  16. EDITORIAL: Focus on Iron-Based Superconductors FOCUS ON IRON-BASED SUPERCONDUCTORS

    NASA Astrophysics Data System (ADS)

    Hosono, Hideo; Ren, Zhi-An

    2009-02-01

    Elastic theory for the vortex-lattice melting in iron-based high-Tc superconductors Q-H Chen, Q-M Nie, J-P Lv and T-C Au Yeung Electronic properties of LaO1-xFxFeAs in the normal state probed by NMR/NQR H-J Grafe, G Lang, F Hammerath, D Paar, K Manthey, K Koch, H Rosner, N J Curro, G Behr, J Werner, N Leps, R Klingeler, H-H Klauss, F J Litterst and B Büchner AFe2As2 (A = Ca, Sr, Ba, Eu) and SrFe2-xTMxAs2 (TM = Mn, Co, Ni): crystal structure, charge doping, magnetism and superconductivity Deepa Kasinathan, Alim Ormeci, Katrin Koch, Ulrich Burkhardt, Walter Schnelle, Andreas Leithe-Jasper and Helge Rosner Impurity states in a family of antiferromagnetic iron arsenides Qiang Han and Z D Wang Coherence-incoherence crossover in the normal state of iron oxypnictides and importance of Hund's rule coupling K Haule and G Kotliar Electronic structure of heavily electron-doped BaFe1.7Co0.3As2 studied by angle-resolved photoemission Y Sekiba, T Sato, K Nakayama, K Terashima, P Richard, J H Bowen, H Ding, Y-M Xu, L J Li, G H Cao, Z-A Xu and T Takahashi Absorption and photoemission spectroscopy of rare-earth oxypnictides T Kroll, F Roth, A Koitzsch, R Kraus, D R Batchelor, J Werner, G Behr, B Büchner and M Knupfer Superconductivity in LnFePO (Ln = La, Pr and Nd) single crystals R E Baumbach, J J Hamlin, L Shu, D A Zocco, N M Crisosto and M B Maple Unconventional pairing originating from disconnected Fermi surfaces in the iron-based superconductor Kazuhiko Kuroki, Seiichiro Onari, Ryotaro Arita, Hidetomo Usui, Yukio Tanaka, Hiroshi Kontani and Hideo Aoki Near-degeneracy of several pairing channels in multiorbital models for the Fe pnictides S Graser, T A Maier, P J Hirschfeld and D J Scalapino Investigation of superconducting gap structure in TbFeAsO0.9F0.1 using point contact Andreev reflection K A Yates, K Morrison, J A Rodgers, G B S Penny, J-W G Bos, J P Attfield and L F Cohen Competition of magnetism and superconductivity in underdoped (Ba1-xKx)Fe2As2 Marianne Rotter, Marcus

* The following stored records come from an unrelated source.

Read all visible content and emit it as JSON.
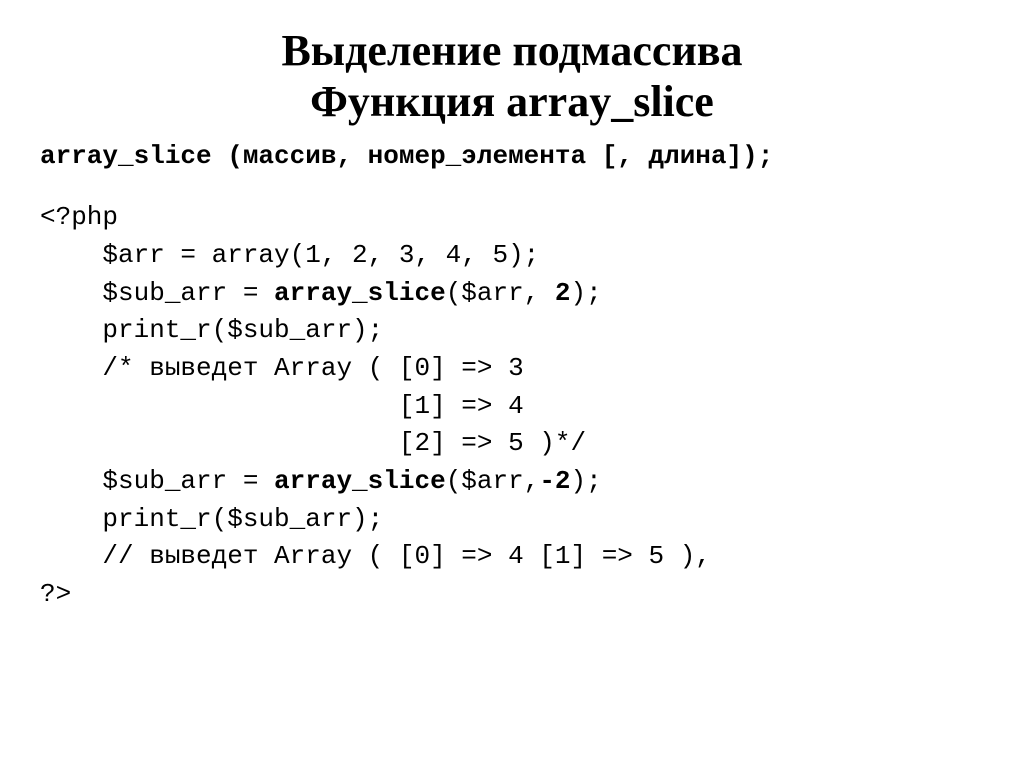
{
  "title_line1": "Выделение подмассива",
  "title_line2": "Функция array_slice",
  "syntax": "array_slice (массив, номер_элемента [, длина]);",
  "code": {
    "l1": "<?php",
    "l2": "    $arr = array(1, 2, 3, 4, 5);",
    "l3a": "    $sub_arr = ",
    "l3b": "array_slice",
    "l3c": "($arr, ",
    "l3d": "2",
    "l3e": ");",
    "l4": "    print_r($sub_arr);",
    "l5": "    /* выведет Array ( [0] => 3",
    "l6": "                       [1] => 4",
    "l7": "                       [2] => 5 )*/",
    "l8a": "    $sub_arr = ",
    "l8b": "array_slice",
    "l8c": "($arr,",
    "l8d": "-2",
    "l8e": ");",
    "l9": "    print_r($sub_arr);",
    "l10": "    // выведет Array ( [0] => 4 [1] => 5 ),",
    "l11": "?>"
  }
}
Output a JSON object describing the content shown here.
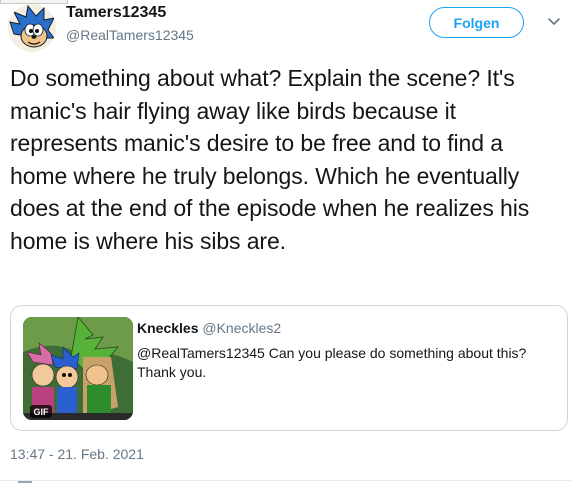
{
  "tweet": {
    "author_name": "Tamers12345",
    "author_handle": "@RealTamers12345",
    "follow_label": "Folgen",
    "text": "Do something about what? Explain the scene? It's manic's hair flying away like birds because it represents manic's desire to be free and to find a home where he truly belongs. Which he eventually does at the end of the episode when he realizes his home is where his sibs are.",
    "timestamp": "13:47 - 21. Feb. 2021"
  },
  "quote": {
    "author_name": "Kneckles",
    "author_handle": "@Kneckles2",
    "text": "@RealTamers12345  Can you please do something about this?\nThank you.",
    "media_badge": "GIF"
  },
  "colors": {
    "accent": "#1da1f2",
    "secondary_text": "#657786",
    "border": "#ccd6dd"
  },
  "icons": {
    "caret": "chevron-down-icon",
    "avatar": "sonic-avatar"
  }
}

  17. FOREWORD: Special section on electromagnetic characterization of buried obstacles

    NASA Astrophysics Data System (ADS)

    Lesselier, Dominique; Chew, Weng Cho

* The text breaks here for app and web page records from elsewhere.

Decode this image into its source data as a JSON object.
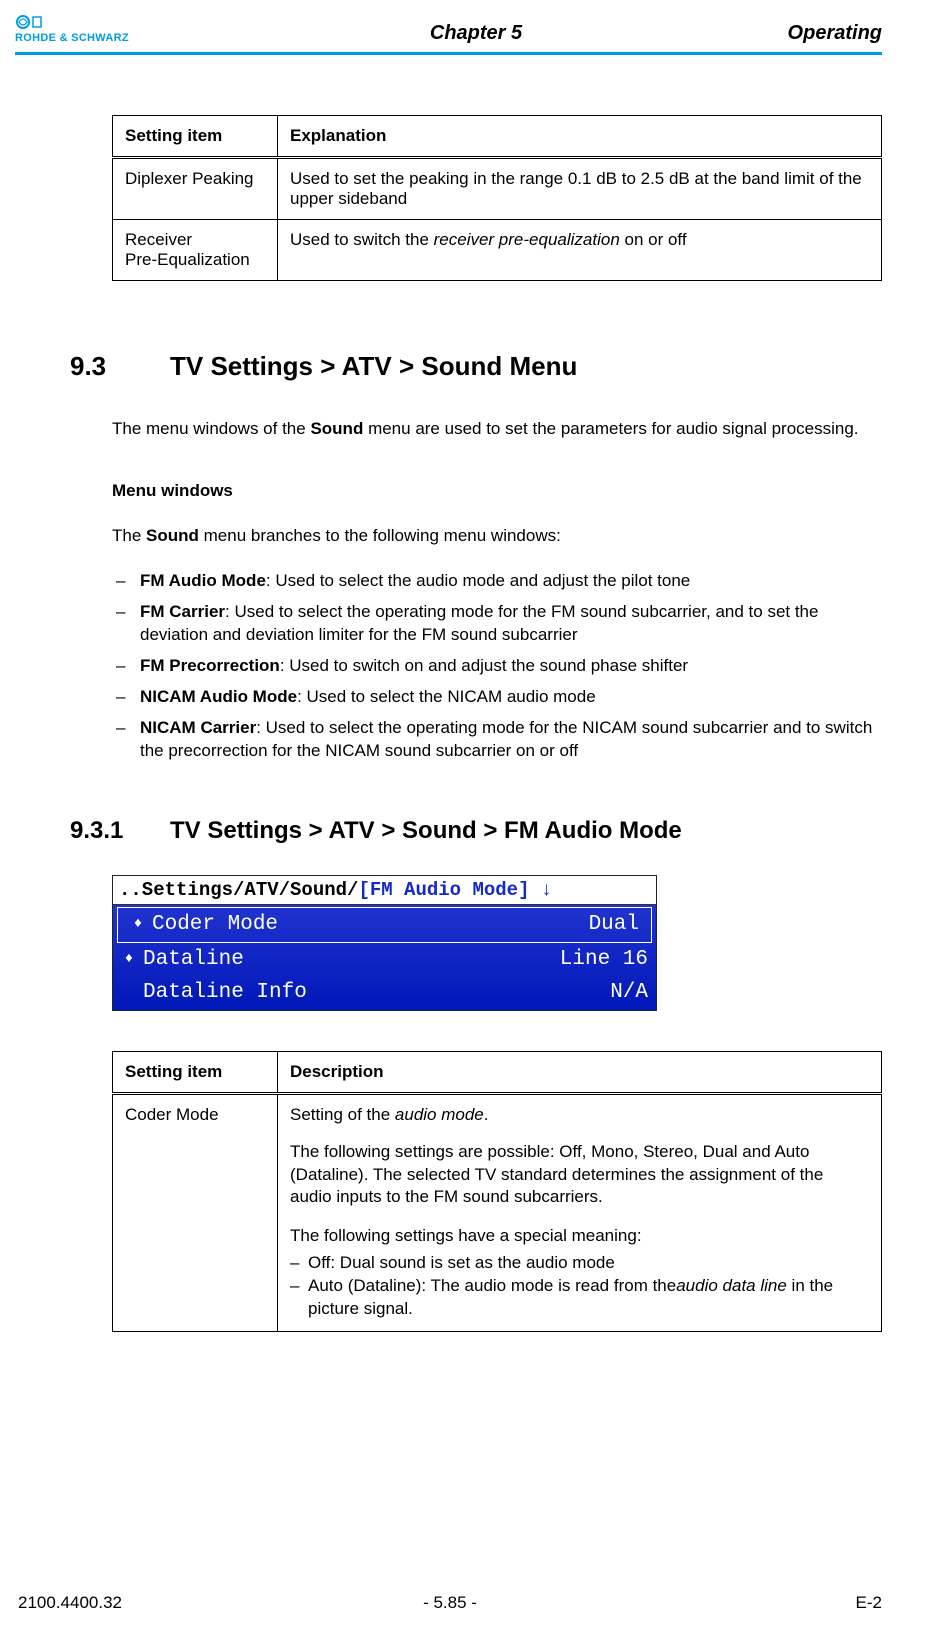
{
  "header": {
    "brand": "ROHDE & SCHWARZ",
    "chapter": "Chapter 5",
    "section": "Operating"
  },
  "table1": {
    "headers": [
      "Setting item",
      "Explanation"
    ],
    "rows": [
      {
        "item": "Diplexer Peaking",
        "text": "Used to set the peaking in the range 0.1 dB to 2.5 dB at the band limit of the upper sideband"
      },
      {
        "item": "Receiver Pre-Equalization",
        "prefix": "Used to switch the ",
        "italic": "receiver pre-equalization",
        "suffix": " on or off"
      }
    ]
  },
  "sec93": {
    "num": "9.3",
    "title": "TV Settings > ATV > Sound Menu",
    "intro_pre": "The menu windows of the ",
    "intro_bold": "Sound",
    "intro_post": " menu are used to set the parameters for audio signal processing.",
    "menuwin": "Menu windows",
    "branches_pre": "The ",
    "branches_bold": "Sound",
    "branches_post": " menu branches to the following menu windows:",
    "items": [
      {
        "b": "FM Audio Mode",
        "t": ": Used to select the audio mode and adjust the pilot tone"
      },
      {
        "b": "FM Carrier",
        "t": ": Used to select the operating mode for the FM sound subcarrier, and to set the deviation and deviation limiter for the FM sound subcarrier"
      },
      {
        "b": "FM Precorrection",
        "t": ": Used to switch on and adjust the sound phase shifter"
      },
      {
        "b": "NICAM Audio Mode",
        "t": ": Used to select the NICAM audio mode"
      },
      {
        "b": "NICAM Carrier",
        "t": ": Used to select the operating mode for the NICAM sound subcarrier and to switch the precorrection for the NICAM sound subcarrier on or off"
      }
    ]
  },
  "sec931": {
    "num": "9.3.1",
    "title": "TV Settings > ATV > Sound > FM Audio Mode"
  },
  "screenshot": {
    "path_prefix": "..Settings/ATV/Sound/",
    "path_sel": "[FM Audio Mode]",
    "path_arrow": "↓",
    "rows": [
      {
        "l": "Coder Mode",
        "r": "Dual",
        "sel": true
      },
      {
        "l": "Dataline",
        "r": "Line 16",
        "sel": false
      },
      {
        "l": "Dataline Info",
        "r": "N/A",
        "sel": false
      }
    ]
  },
  "table2": {
    "headers": [
      "Setting item",
      "Description"
    ],
    "row": {
      "item": "Coder Mode",
      "p1_pre": "Setting of the ",
      "p1_it": "audio mode",
      "p1_post": ".",
      "p2": "The following settings are possible: Off, Mono, Stereo, Dual and Auto (Dataline). The selected TV standard determines the assignment of the audio inputs to the FM sound subcarriers.",
      "p3": "The following settings have a special meaning:",
      "li1": "Off: Dual sound is set as the audio mode",
      "li2_pre": "Auto (Dataline): The audio mode is read from the",
      "li2_it": "audio data line",
      "li2_post": " in the picture signal."
    }
  },
  "footer": {
    "left": "2100.4400.32",
    "center": "- 5.85 -",
    "right": "E-2"
  }
}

    2004-12-01

    laboratory data that emulate buried objects in the ocean and where the data are very limited and the environment is highly attenuative. The forward model is employed with an integral equation approach. The inverse scattering algorithm uses the level set method as well as a binary specialized contrast source method. Though computationally intensive these approaches are expected to be effective whenever linearization of the inversion fails. Two types of antennae were tested out in the experiment, a small one and a larger one. It is found, in particular, that the smaller antenna reproduces the modelled result better than the larger one. • X Feng and M Sato, in `Pre-stack migration applied to GPR for landmine detection', investigate the testing of a ground penetrating radar with synthetic aperture, acquiring mid-point multi-offset data in the demanding situations (strong clutter) of inhomogeneous soil and rough ground and/or of steeply oblique landmines. This is done in practice with experimental data, and is thoroughly illustrated by numerical experiments in the framework of migration techniques. These techniques are tailored to provide an approximate but robust solution to the highly involved three-dimensional vector wave-field inversion problem which is relevant here. • A Kirsch, in `The factorization method for Maxwell's equations', shows how the theory of the recently introduced and much considered factorization method can be developed in a sound theoretical fashion for the time-harmonic three-dimensional Maxwell system when far-field scattering patterns are known—by constructing a binary criterion which tells whether, if a given point lies inside or outside an unknown obstacle, the shape of which is to be retrieved. The vector nature of the electromagnetic field is fully considered in this paper. This is investigated in depth both for a lossy obstacle (with lower-bounded imaginary part of the dielectric permittivity) and for a lossless one (albeit with smoothly